Here are the signs to look for when assessing for whether an animal is rabid:
- unaware of nearby noise or movement
- wandering erratically
- discharge from eyes or mouth
- wet and matted facial fur
- high-pitched vocalizations
- self-mutilation (biting or chewing on themselves)
If you see an animal exhibiting these signs, call your local animal control or police.
Raccoons and pets…
Raccoons are not normally aggressive toward people, but pet encounters can occur when dogs chase raccoons or when cats get into scraps with them, and raccoons may prey on chickens or rabbits in poorly designed outdoor housing. Given the possibility for disease transferral—such as rabies, canine distemper or feline parvovirus—you want to pre-empt encounters by taking several basic precautions:
- Keep pets on leash or accompany them when they are in the yard.
- Keep pets out of crawl spaces that may harbor a raccoon latrine.
- Feed pets inside. If you opt to feed outside, only do so when you are present to monitor them.
- Keep small caged pets indoors or in heavily constructed shelters that cannot be compromised by a hungry raccoon or other predator.
- Latch pet doors at night, or outfit them with radio-sensors that only admit your pet, wearing a signal-emitting collar.
Clean-up of raccoon latrines…
Diseases—including roundworm and Leptospirosis—can be spread from exposure to accumulated raccoon feces.

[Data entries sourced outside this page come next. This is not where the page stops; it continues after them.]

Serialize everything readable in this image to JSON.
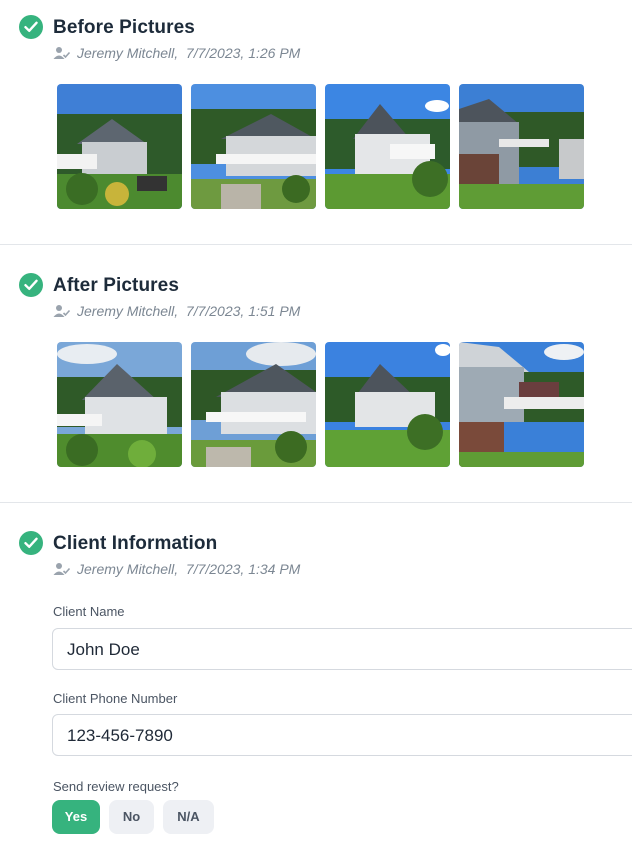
{
  "sections": [
    {
      "title": "Before Pictures",
      "author": "Jeremy Mitchell,",
      "timestamp": "7/7/2023, 1:26 PM",
      "photos": [
        "house-photo",
        "house-photo",
        "house-photo",
        "house-photo"
      ]
    },
    {
      "title": "After Pictures",
      "author": "Jeremy Mitchell,",
      "timestamp": "7/7/2023, 1:51 PM",
      "photos": [
        "house-photo",
        "house-photo",
        "house-photo",
        "house-photo"
      ]
    }
  ],
  "client": {
    "title": "Client Information",
    "author": "Jeremy Mitchell,",
    "timestamp": "7/7/2023, 1:34 PM",
    "name_label": "Client Name",
    "name_value": "John Doe",
    "phone_label": "Client Phone Number",
    "phone_value": "123-456-7890",
    "review_label": "Send review request?",
    "options": [
      "Yes",
      "No",
      "N/A"
    ],
    "selected": "Yes"
  },
  "colors": {
    "accent": "#36b37e",
    "text": "#1d2b3a",
    "muted": "#7c8793",
    "divider": "#e3e6ea"
  }
}
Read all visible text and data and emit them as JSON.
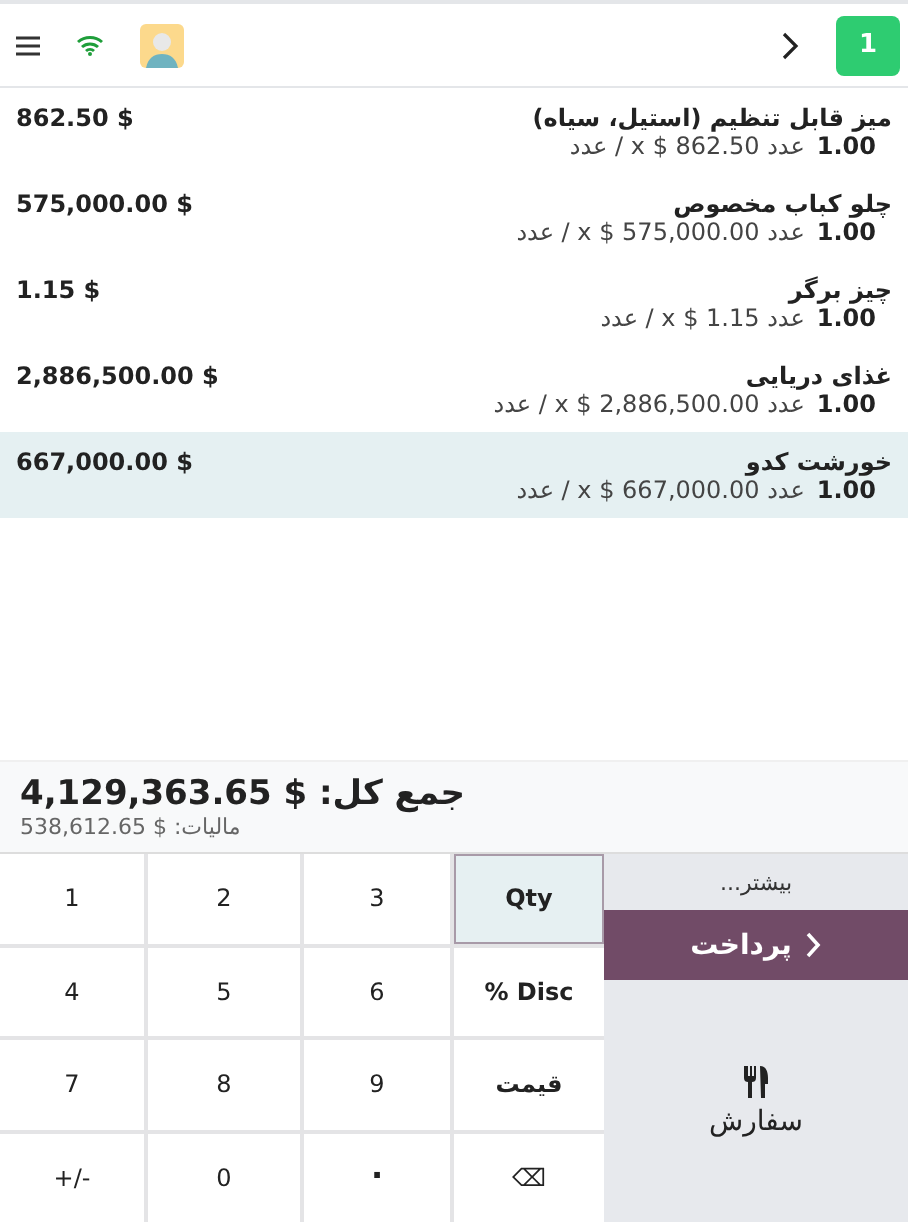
{
  "header": {
    "order_count": "1"
  },
  "order_lines": [
    {
      "name": "میز قابل تنظیم (استیل، سیاه)",
      "quantity": "1.00",
      "detail": "عدد 862.50 $ x / عدد",
      "amount": "862.50 $",
      "selected": false
    },
    {
      "name": "چلو کباب مخصوص",
      "quantity": "1.00",
      "detail": "عدد 575,000.00 $ x / عدد",
      "amount": "575,000.00 $",
      "selected": false
    },
    {
      "name": "چیز برگر",
      "quantity": "1.00",
      "detail": "عدد 1.15 $ x / عدد",
      "amount": "1.15 $",
      "selected": false
    },
    {
      "name": "غذای دریایی",
      "quantity": "1.00",
      "detail": "عدد 2,886,500.00 $ x / عدد",
      "amount": "2,886,500.00 $",
      "selected": false
    },
    {
      "name": "خورشت کدو",
      "quantity": "1.00",
      "detail": "عدد 667,000.00 $ x / عدد",
      "amount": "667,000.00 $",
      "selected": true
    }
  ],
  "summary": {
    "total": "جمع کل: $ 4,129,363.65",
    "tax": "مالیات: $ 538,612.65"
  },
  "keypad": [
    {
      "label": "Qty",
      "kind": "mode",
      "selected": true
    },
    {
      "label": "3",
      "kind": "digit"
    },
    {
      "label": "2",
      "kind": "digit"
    },
    {
      "label": "1",
      "kind": "digit"
    },
    {
      "label": "% Disc",
      "kind": "mode",
      "selected": false
    },
    {
      "label": "6",
      "kind": "digit"
    },
    {
      "label": "5",
      "kind": "digit"
    },
    {
      "label": "4",
      "kind": "digit"
    },
    {
      "label": "قیمت",
      "kind": "mode",
      "selected": false
    },
    {
      "label": "9",
      "kind": "digit"
    },
    {
      "label": "8",
      "kind": "digit"
    },
    {
      "label": "7",
      "kind": "digit"
    },
    {
      "label": "⌫",
      "kind": "digit"
    },
    {
      "label": ".",
      "kind": "point"
    },
    {
      "label": "0",
      "kind": "digit"
    },
    {
      "label": "+/-",
      "kind": "digit"
    }
  ],
  "actions": {
    "more": "بیشتر...",
    "payment": "پرداخت",
    "order": "سفارش"
  }
}
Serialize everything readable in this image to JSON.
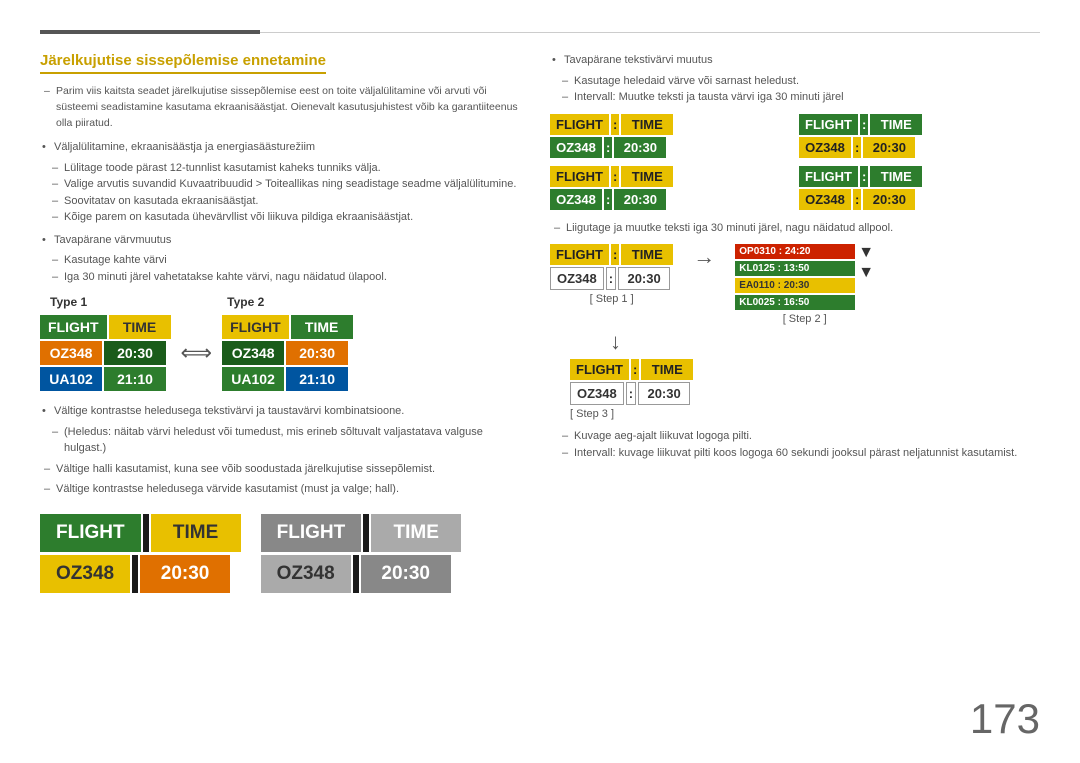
{
  "page": {
    "number": "173"
  },
  "header": {
    "title": "Järelkujutise sissepõlemise ennetamine"
  },
  "left": {
    "intro": "Parim viis kaitsta seadet järelkujutise sissepõlemise eest on toite väljalülitamine või arvuti või süsteemi seadistamine kasutama ekraanisäästjat. Oienevalt kasutusjuhistest võib ka garantiiteenus olla piiratud.",
    "bullet1": "Väljalülitamine, ekraanisäästja ja energiasäästurežiim",
    "sub1_1": "Lülitage toode pärast 12-tunnlist kasutamist kaheks tunniks välja.",
    "sub1_2": "Valige arvutis suvandid Kuvaatribuudid > Toiteallikas ning seadistage seadme väljalülitumine.",
    "sub1_3": "Soovitatav on kasutada ekraanisäästjat.",
    "sub1_4": "Kõige parem on kasutada ühevärvllist või liikuva pildiga ekraanisäästjat.",
    "bullet2": "Tavapärane värvmuutus",
    "sub2_1": "Kasutage kahte värvi",
    "sub2_2": "Iga 30 minuti järel vahetatakse kahte värvi, nagu näidatud ülapool.",
    "type1_label": "Type 1",
    "type2_label": "Type 2",
    "bullet3": "Vältige kontrastse heledusega tekstivärvi ja taustavärvi kombinatsioone.",
    "sub3_1": "(Heledus: näitab värvi heledust või tumedust, mis erineb sõltuvalt valjastatava valguse hulgast.)",
    "note1": "Vältige halli kasutamist, kuna see võib soodustada järelkujutise sissepõlemist.",
    "note2": "Vältige kontrastse heledusega värvide kasutamist (must ja valge; hall).",
    "display1": {
      "header_left": "FLIGHT",
      "header_right": "TIME",
      "row1_left": "OZ348",
      "row1_right": "20:30",
      "style": "green-yellow"
    },
    "display2": {
      "header_left": "FLIGHT",
      "header_right": "TIME",
      "row1_left": "OZ348",
      "row1_right": "20:30",
      "style": "gray"
    }
  },
  "type1": {
    "flight": "FLIGHT",
    "time": "TIME",
    "oz348": "OZ348",
    "t2030": "20:30",
    "ua102": "UA102",
    "t2110": "21:10"
  },
  "type2": {
    "flight": "FLIGHT",
    "time": "TIME",
    "oz348": "OZ348",
    "t2030": "20:30",
    "ua102": "UA102",
    "t2110": "21:10"
  },
  "right": {
    "bullet1": "Tavapärane tekstivärvi muutus",
    "sub1_1": "Kasutage heledaid värve või sarnast heledust.",
    "sub1_2": "Intervall: Muutke teksti ja tausta värvi iga 30 minuti järel",
    "grid": [
      {
        "header_left": "FLIGHT",
        "sep": ":",
        "header_right": "TIME",
        "row_left": "OZ348",
        "row_sep": ":",
        "row_right": "20:30",
        "style": "yg"
      },
      {
        "header_left": "FLIGHT",
        "sep": ":",
        "header_right": "TIME",
        "row_left": "OZ348",
        "row_sep": ":",
        "row_right": "20:30",
        "style": "gy"
      },
      {
        "header_left": "FLIGHT",
        "sep": ":",
        "header_right": "TIME",
        "row_left": "OZ348",
        "row_sep": ":",
        "row_right": "20:30",
        "style": "yg"
      },
      {
        "header_left": "FLIGHT",
        "sep": ":",
        "header_right": "TIME",
        "row_left": "OZ348",
        "row_sep": ":",
        "row_right": "20:30",
        "style": "gy"
      }
    ],
    "note_dash": "Liigutage ja muutke teksti iga 30 minuti järel, nagu näidatud allpool.",
    "step1_label": "[ Step 1 ]",
    "step2_label": "[ Step 2 ]",
    "step3_label": "[ Step 3 ]",
    "step1": {
      "header_left": "FLIGHT",
      "header_right": "TIME",
      "row_left": "OZ348",
      "row_right": "20:30"
    },
    "step2_lines": [
      {
        "text": "OP0310 : 24:20",
        "style": "red"
      },
      {
        "text": "KL0125 : 13:50",
        "style": "green"
      },
      {
        "text": "EA0110 : 20:30",
        "style": "yellow"
      },
      {
        "text": "KL0025 : 16:50",
        "style": "green"
      }
    ],
    "step3": {
      "header_left": "FLIGHT",
      "header_right": "TIME",
      "row_left": "OZ348",
      "row_right": "20:30"
    },
    "note_logo": "Kuvage aeg-ajalt liikuvat logoga pilti.",
    "note_logo2": "Intervall: kuvage liikuvat pilti koos logoga 60 sekundi jooksul pärast neljatunnist kasutamist."
  }
}
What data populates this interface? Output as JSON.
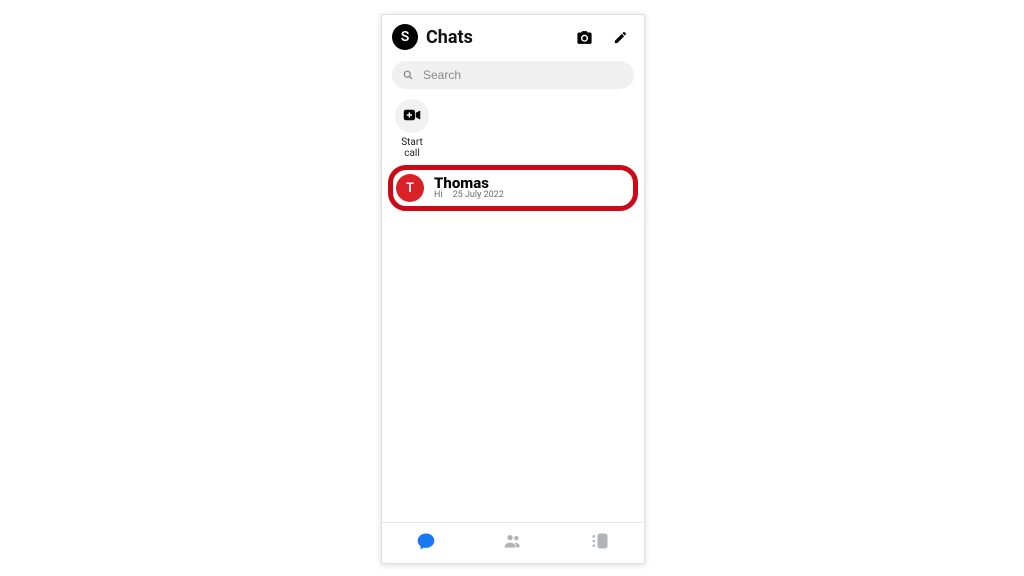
{
  "header": {
    "avatar_initial": "S",
    "title": "Chats"
  },
  "search": {
    "placeholder": "Search"
  },
  "shortcuts": {
    "start_call_label": "Start\ncall"
  },
  "chats": [
    {
      "avatar_initial": "T",
      "name": "Thomas",
      "preview": "Hi",
      "date": "25 July 2022",
      "avatar_color": "#d92127",
      "highlighted": true
    }
  ],
  "nav": {
    "active_index": 0
  },
  "colors": {
    "accent": "#1877F2",
    "highlight_border": "#cc0a17",
    "inactive_icon": "#b0b3b8"
  }
}
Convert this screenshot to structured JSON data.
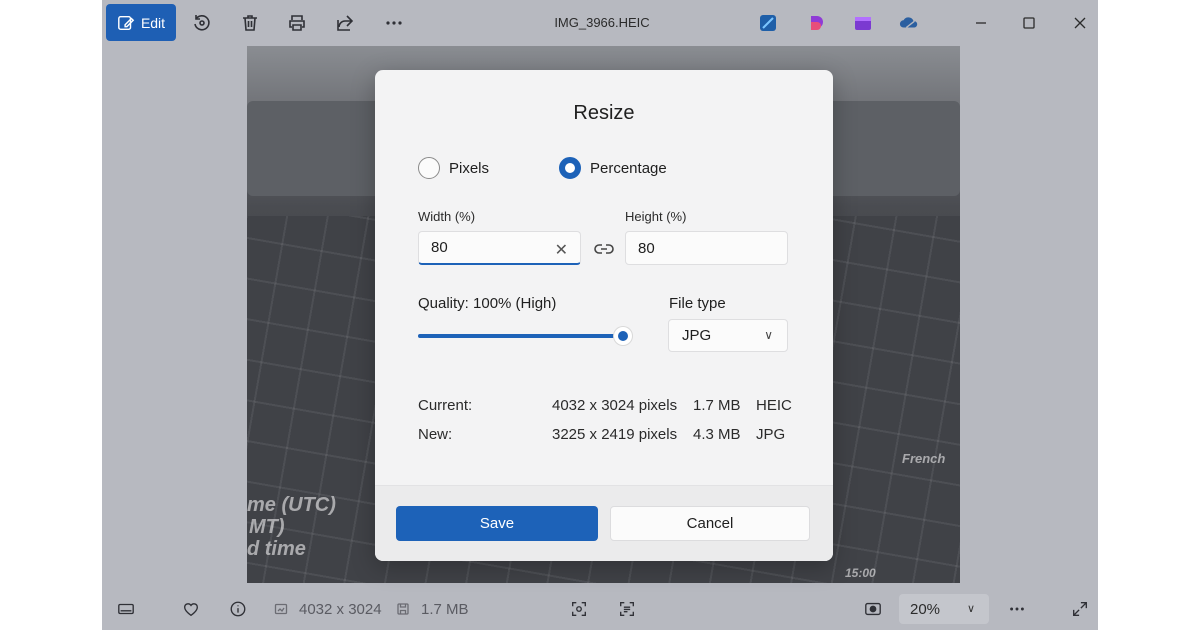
{
  "toolbar": {
    "edit_label": "Edit",
    "file_name": "IMG_3966.HEIC",
    "icons": [
      "edit-icon",
      "rotate-icon",
      "delete-icon",
      "print-icon",
      "share-icon",
      "more-icon"
    ]
  },
  "photo_text": {
    "line1": "me (UTC)",
    "line2": "MT)",
    "line3": "d time",
    "corner": "French",
    "bottom": "15:00"
  },
  "dialog": {
    "title": "Resize",
    "mode_pixels": "Pixels",
    "mode_percentage": "Percentage",
    "selected_mode": "Percentage",
    "width_label": "Width  (%)",
    "height_label": "Height  (%)",
    "width_value": "80",
    "height_value": "80",
    "quality_label": "Quality: 100% (High)",
    "quality_value": 100,
    "file_type_label": "File type",
    "file_type_value": "JPG",
    "current": {
      "label": "Current:",
      "dimensions": "4032 x 3024 pixels",
      "size": "1.7 MB",
      "format": "HEIC"
    },
    "new": {
      "label": "New:",
      "dimensions": "3225 x 2419 pixels",
      "size": "4.3 MB",
      "format": "JPG"
    },
    "save_label": "Save",
    "cancel_label": "Cancel"
  },
  "statusbar": {
    "dimensions": "4032 x 3024",
    "file_size": "1.7 MB",
    "zoom": "20%"
  },
  "colors": {
    "accent": "#1d62b8",
    "edit_button": "#1e5fb4",
    "backdrop": "#b7b9c0"
  }
}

Hiring a professional to clean up raccoon latrines is often the smartest decision. If doing the task yourself, though, follow CDC guidelines:
- Protect your hands and feet with disposable rubber gloves and booties (or rubber boots that can be scrubbed).
- Protect your lungs by wearing an N95-rated respirator (available at your hardware store).
- Minimize the potential for dust to be stirred up during cleanup of a raccoon latrine by first misting the area with water using a spray bottle.
- Use a shovel or an inverted plastic bag to remove feces and any material that it has touched.
- Burn or bury the feces and contaminated material, or bag it and send it to a landfill.
- Treat outside feces-soiled surfaces with boiling water. Wipe inside feces-contaminated areas repeatedly with a damp sponge, rinsing frequently in a bucket of hot, soapy water. When done, flush the water.
- Next, use boiling water to disinfect the shovel and bucket, and dispose of the contaminated sponge in a plastic bag.
- If you used rubber boots, scrub them with hot soapy water. Disposable booties and gloves should be thrown away in a plastic bag.
- Wash hands thoroughly with soap and warm running water.
- Wash clothing with hot water and detergent.
- Wash hands again after putting clothing into the washer.
Note: If raccoon feces have been found on your woodpile, do not bring any potentially affected logs into the house—burn them outside.